Article
This communication describes the isolation and characterization of tryptic and thermolytic peptides and cyanogen bromide fragments of the light chain of protein 315, a mouse IgA myeloma protein with anti-hapten activity. Some peptides were aligned by analogy with amino acid sequences of closely related immunoglobulin chains; the results provide, with the exception of eight residues, a complete covalent structure. The sequence suggests that this chain (L315) represents a new type of mouse light chain, more like λ than k chains. It is proposed that the more frequently encountered type of λ chains be designated as λ1 and L315 as λ2.
Article
To determine the chromosomal location of mouse immunoglobulin heavy chain structural genes unambiguously, a panel of somatic cell hybrids was scored for the presence of DNA sequences homologous to gamma 2b-, mu-, and alpha-heavy chain-constant region DNA probe molecules. The hybrids, formed between mouse and hamster cells, contained various combinations of mouse chromosomes plus a full set of hamster chromosomes. Hybrids that retained mouse chromosome 12 reacted with the probes, whereas hybrids that had lost the chromosome, or its distal half, failed to react. These results indicate that structural genes for the gamma 2b-, mu-, and alpha-heavy chain-constant regions map to the distal half of this chromosome.
Structure of immunoglobulins
  • I Gaily
I. Gaily, J. A. 1973. Structure of immunoglobulins. In The Antigens. M. Sela, editor. Academic Press, Inc., New York. 161.
Immunoglobulin aIIotypes
  • R Mage
  • R Lieberman
  • M Potter
  • W D Terry
Mage, R., R. Lieberman, M. Potter, and W. D. Terry. 1973. Immunoglobulin aIIotypes. In The Antigens. M. Sela, editor. Academic Press, Inc., New York. 299.
Sequences at the somatic recombination sites of immunoglobulin light-chain genes
  • H Sakano
  • K Hfippi
  • G Heinrich
  • S Tonegawa

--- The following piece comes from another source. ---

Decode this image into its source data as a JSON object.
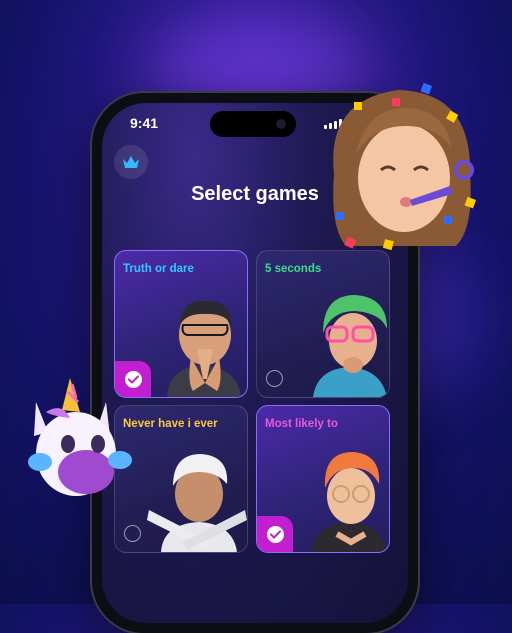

Sakano, H., K. Hfippi, G. Heinrich, and S. Tonegawa. 1979. Sequences at the somatic recombination sites of immunoglobulin light-chain genes. Nature (Lond.). 280:288.